In a recent interview with Rolling Stone, Barack Obama was reminded of his 2008 campaign pledge to not "use Justice Department resources to try and circumvent state laws about medical marijuana."
It's a promise broken, with federal raids on medical marijuana dispensaries exceeding the number of enforcement actions under the Bush administration. Obama's crackdown on medical pot culminated in a raid on Oaksterdam University earlier this month, because apparently Oakland is free of other public safety threats. What's up with that, O-bummer?
Here's what's up: What I specifically said was that we were not going to prioritize prosecutions of persons who are using medical marijuana. I never made a commitment that somehow we were going to give carte blanche to large-scale producers and operators of marijuana [dispensaries] — and the reason is, because it's against federal law. I can't nullify congressional law. I can't ask the Justice Department to say, "Ignore completely a federal law that's on the books." What I can say is, "Use your prosecutorial discretion and properly prioritize your resources to go after things that are really doing folks damage." As a consequence, there haven't been prosecutions of users of marijuana for medical purposes.

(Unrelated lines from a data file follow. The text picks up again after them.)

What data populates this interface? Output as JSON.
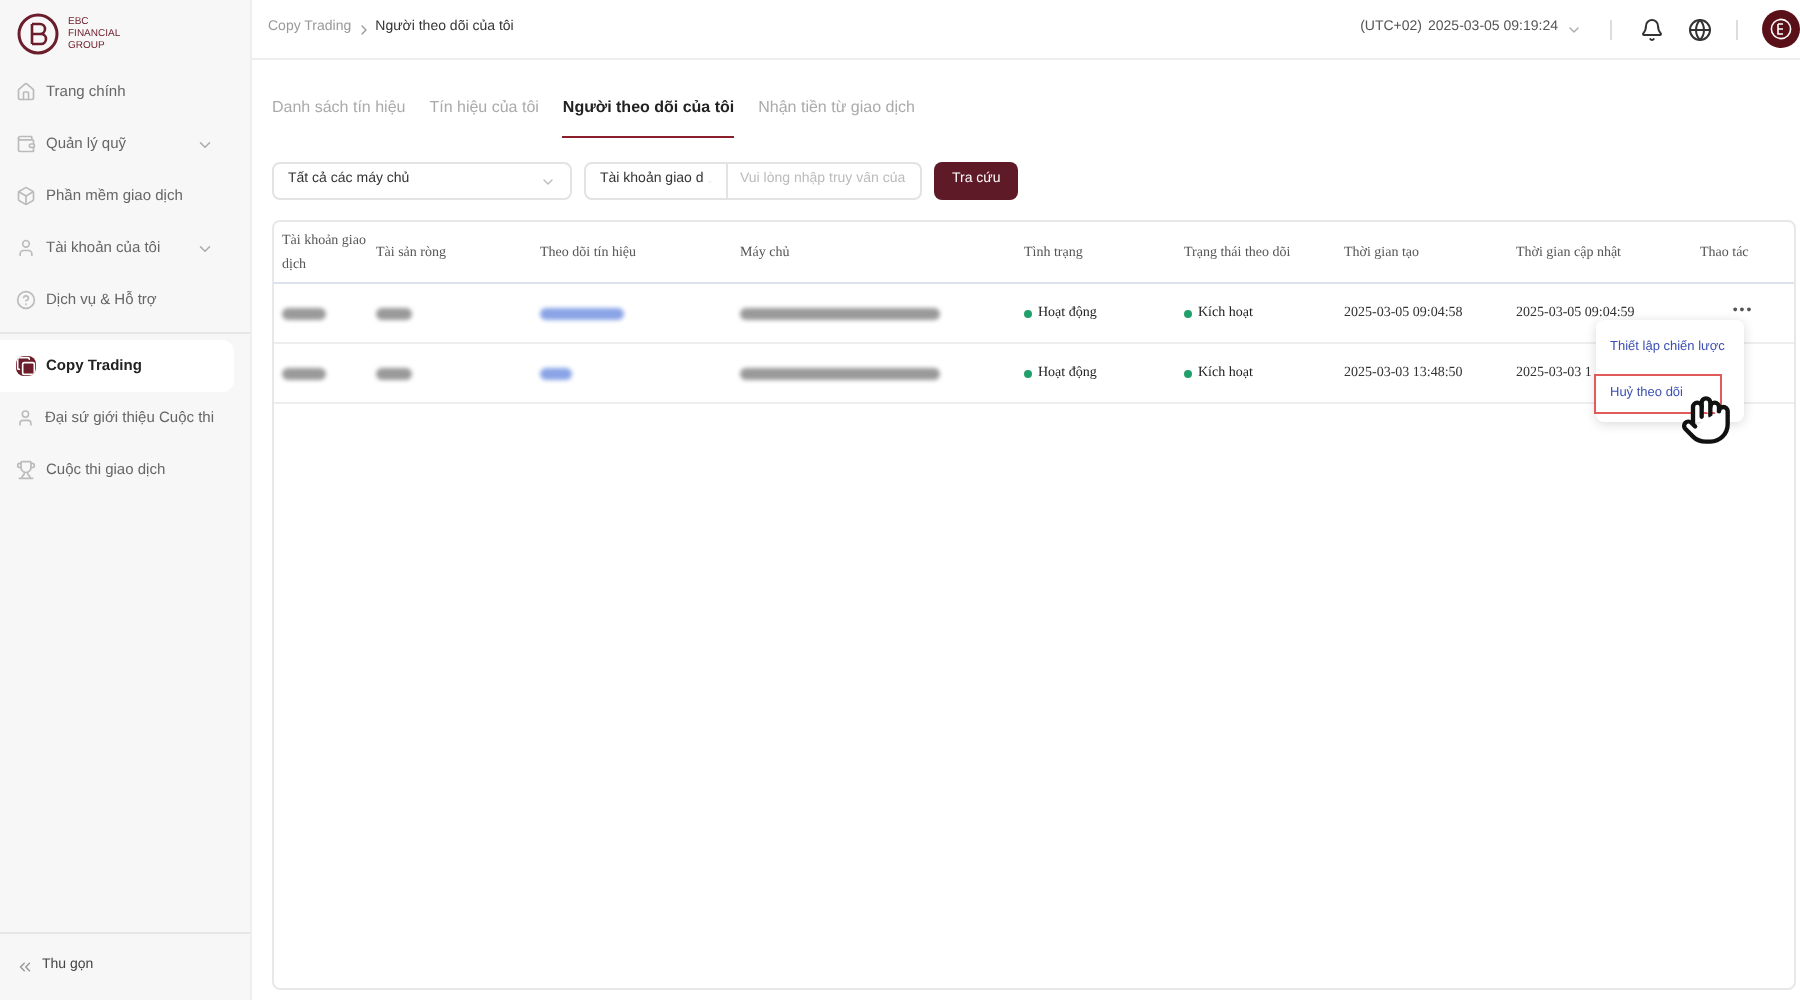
{
  "logo": {
    "lines": [
      "EBC",
      "FINANCIAL",
      "GROUP"
    ]
  },
  "sidebar": {
    "items": [
      {
        "label": "Trang chính",
        "expandable": false,
        "selected": false
      },
      {
        "label": "Quản lý quỹ",
        "expandable": true,
        "selected": false
      },
      {
        "label": "Phần mềm giao dịch",
        "expandable": false,
        "selected": false
      },
      {
        "label": "Tài khoản của tôi",
        "expandable": true,
        "selected": false
      },
      {
        "label": "Dịch vụ & Hỗ trợ",
        "expandable": false,
        "selected": false
      },
      {
        "label": "Copy Trading",
        "expandable": false,
        "selected": true
      },
      {
        "label": "Đại sứ giới thiệu Cuộc thi",
        "expandable": false,
        "selected": false
      },
      {
        "label": "Cuộc thi giao dịch",
        "expandable": false,
        "selected": false
      }
    ],
    "collapse": "Thu gọn"
  },
  "breadcrumb": [
    "Copy Trading",
    "Người theo dõi của tôi"
  ],
  "header": {
    "timezone": "(UTC+02)",
    "datetime": "2025-03-05 09:19:24"
  },
  "tabs": [
    {
      "label": "Danh sách tín hiệu",
      "selected": false
    },
    {
      "label": "Tín hiệu của tôi",
      "selected": false
    },
    {
      "label": "Người theo dõi của tôi",
      "selected": true
    },
    {
      "label": "Nhận tiền từ giao dịch",
      "selected": false
    }
  ],
  "filters": {
    "server": "Tất cả các máy chủ",
    "account_type": "Tài khoản giao d",
    "search_placeholder": "Vui lòng nhập truy vấn của",
    "button": "Tra cứu"
  },
  "table": {
    "columns": [
      "Tài khoản giao dịch",
      "Tài sản ròng",
      "Theo dõi tín hiệu",
      "Máy chủ",
      "Tình trạng",
      "Trạng thái theo dõi",
      "Thời gian tạo",
      "Thời gian cập nhật",
      "Thao tác"
    ],
    "rows": [
      {
        "status": "Hoạt động",
        "follow_state": "Kích hoạt",
        "created": "2025-03-05 09:04:58",
        "updated": "2025-03-05 09:04:59",
        "menu": "•••"
      },
      {
        "status": "Hoạt động",
        "follow_state": "Kích hoạt",
        "created": "2025-03-03 13:48:50",
        "updated": "2025-03-03 1"
      }
    ]
  },
  "action_menu": {
    "items": [
      {
        "label": "Thiết lập chiến lược",
        "highlighted": false
      },
      {
        "label": "Huỷ theo dõi",
        "highlighted": true
      }
    ]
  }
}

That is some fine, high-grade OG-Kush-potency bullshit. Reason magazine points to a 2008 interview in which candidate Obama was explicitly asked whether he'd stop Drug Enforcement Agency raids on growers and responded by saying, "I would because I think our federal agents have better things to do, like catching criminals and preventing terrorism."

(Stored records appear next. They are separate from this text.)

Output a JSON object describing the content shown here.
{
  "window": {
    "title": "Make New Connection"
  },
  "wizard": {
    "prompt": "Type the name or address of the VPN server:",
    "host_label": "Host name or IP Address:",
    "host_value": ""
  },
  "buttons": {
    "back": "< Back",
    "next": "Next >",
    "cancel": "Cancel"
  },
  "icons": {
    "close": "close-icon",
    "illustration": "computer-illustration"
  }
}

As for Obama's powerlessness in the face of federal law, we're caught in a catch-22. On the one hand, marijuana use is banned. At the same time, it's impossible to understand the administration's position on executive authority without being a little high. President Obama, you see, can unilaterally decide which American citizens to assassinate using drone strikes without congressional authorization or judicial oversight, but he can't ask federal prosecutors to downgrade federal drug cases. It's a problematic position, especially since the classification of marijuana as a Schedule I substance is a determination made by executive agencies, not Congressional action.
With so much evidence arrayed against current policy, many critics of the Obama position insist that campaign contributions from the alcohol and pharmaceutical industries prevent a saner policy toward drug use and medical marijuana in particular. If that's the case, anti-prohibitionists are going to need their own large donors in 2012. I'm looking at you, Big Funyun.

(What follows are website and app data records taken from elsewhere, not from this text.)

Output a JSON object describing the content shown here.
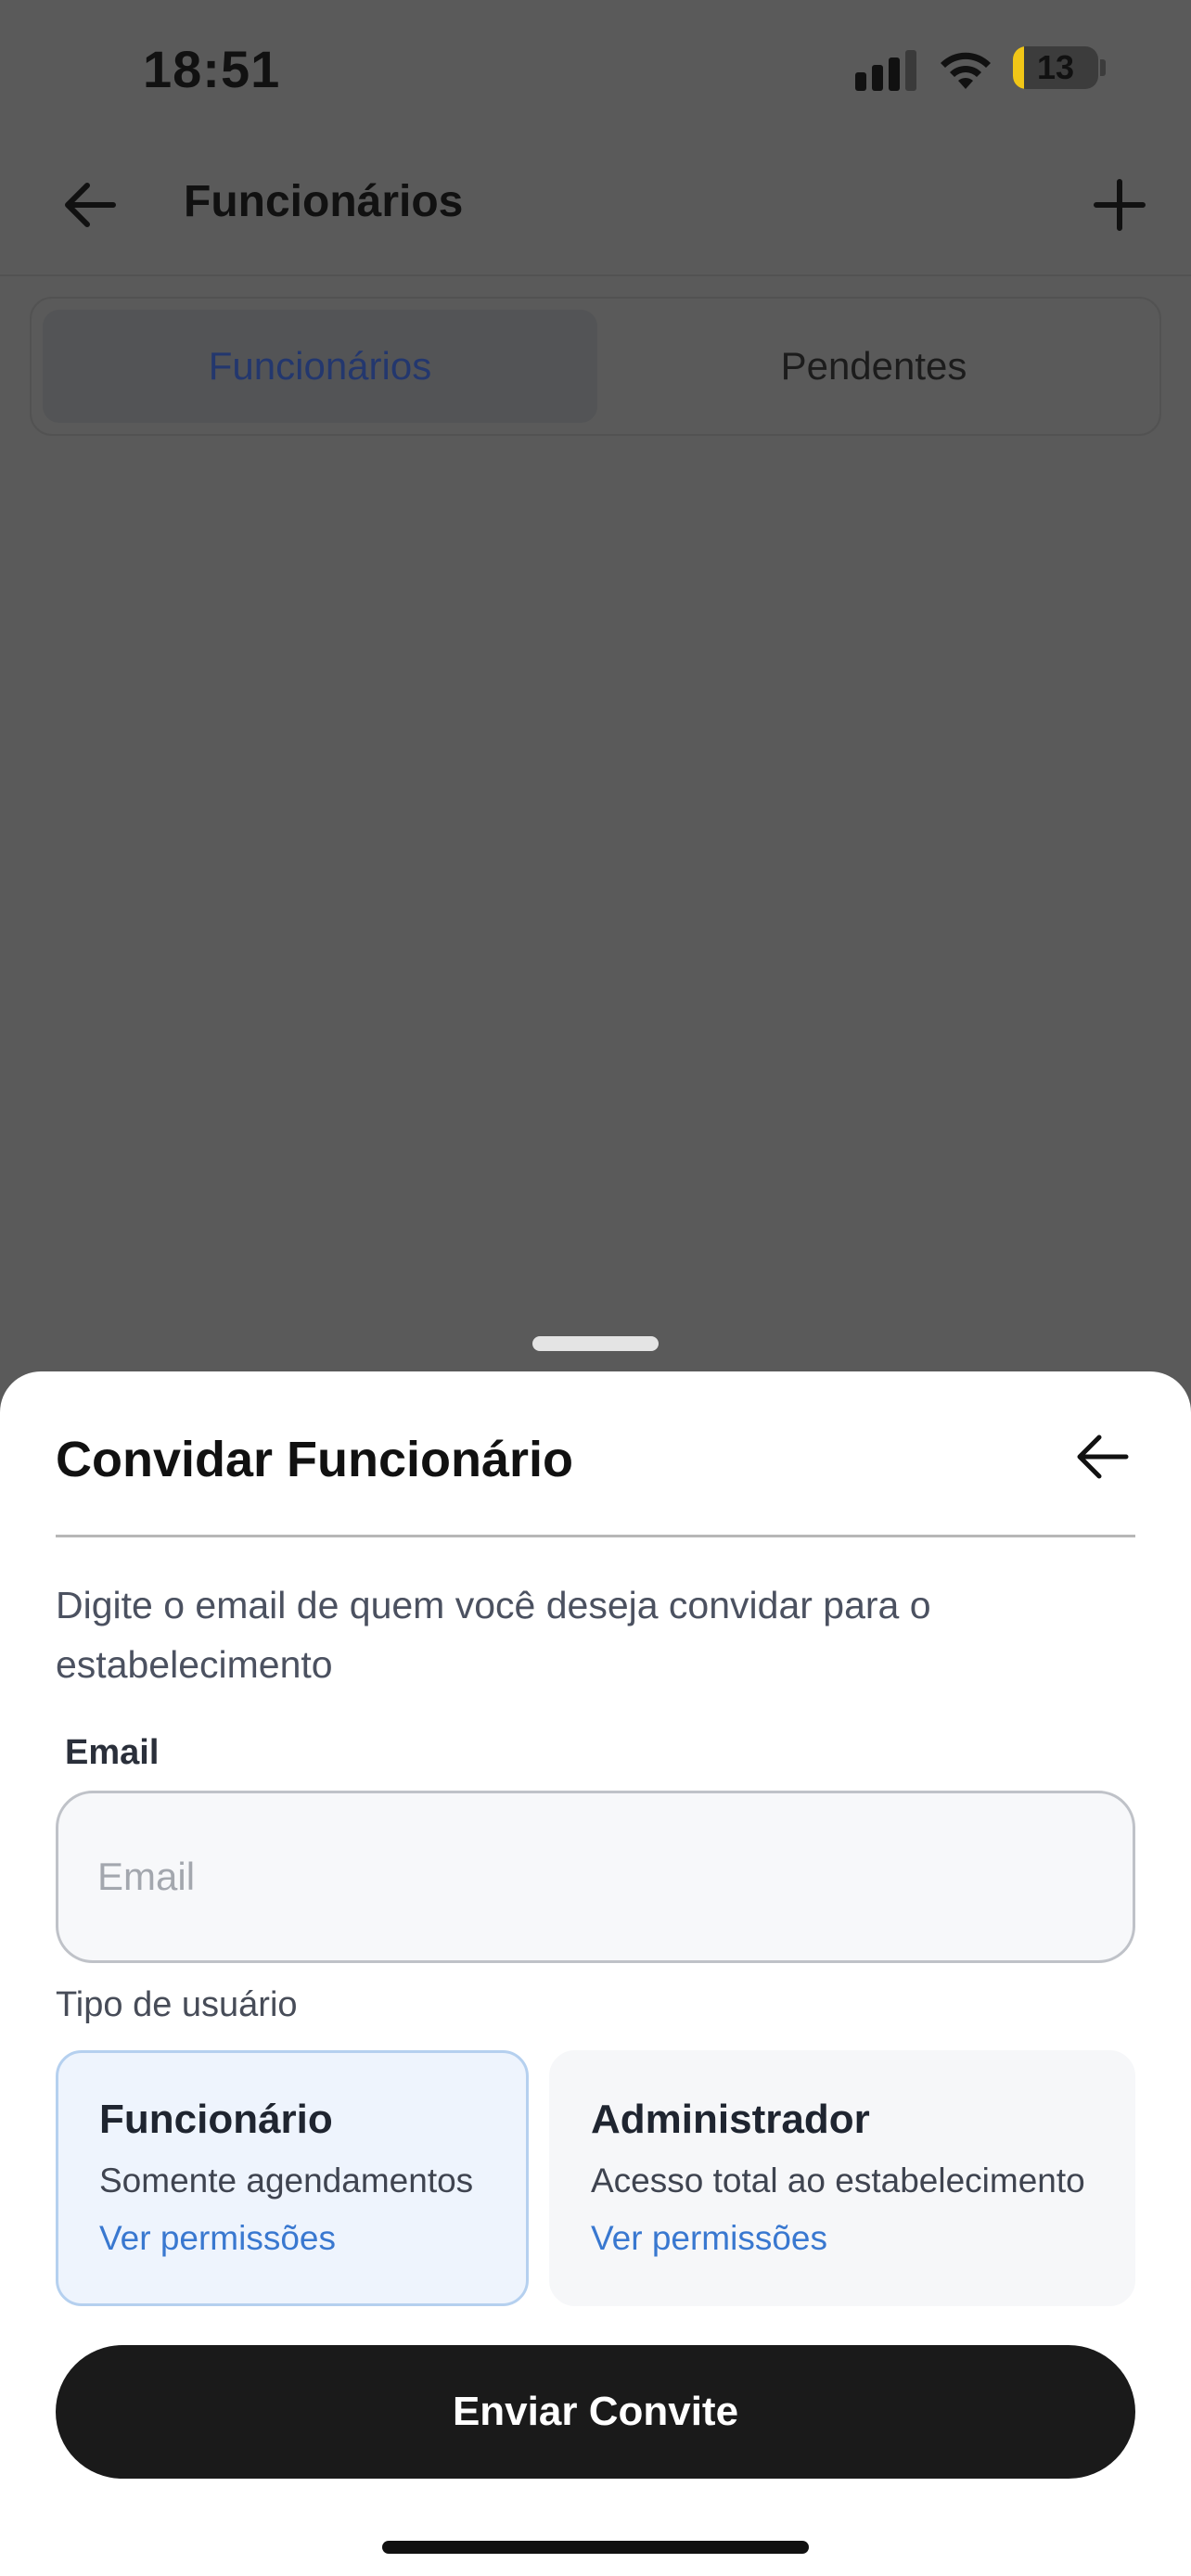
{
  "status_bar": {
    "time": "18:51",
    "battery": "13",
    "battery_level_percent": 13
  },
  "header": {
    "title": "Funcionários"
  },
  "tabs": [
    {
      "label": "Funcionários",
      "active": true
    },
    {
      "label": "Pendentes",
      "active": false
    }
  ],
  "sheet": {
    "title": "Convidar Funcionário",
    "description": "Digite o email de quem você deseja convidar para o estabelecimento",
    "email_label": "Email",
    "email_placeholder": "Email",
    "email_value": "",
    "user_type_label": "Tipo de usuário",
    "roles": [
      {
        "title": "Funcionário",
        "description": "Somente agendamentos",
        "link": "Ver permissões",
        "selected": true
      },
      {
        "title": "Administrador",
        "description": "Acesso total ao estabelecimento",
        "link": "Ver permissões",
        "selected": false
      }
    ],
    "submit_label": "Enviar Convite"
  },
  "colors": {
    "accent_link": "#3978d0",
    "button": "#1a1a1a",
    "selected_card": "#eef4fd",
    "battery": "#f1c617"
  },
  "icons": [
    "signal-icon",
    "wifi-icon",
    "battery-icon",
    "back-arrow-icon",
    "plus-icon"
  ]
}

Photo by Mandel Ngan/AFP/Getty Images
Tags: Barack Obama, Drugs, Health, Marijuana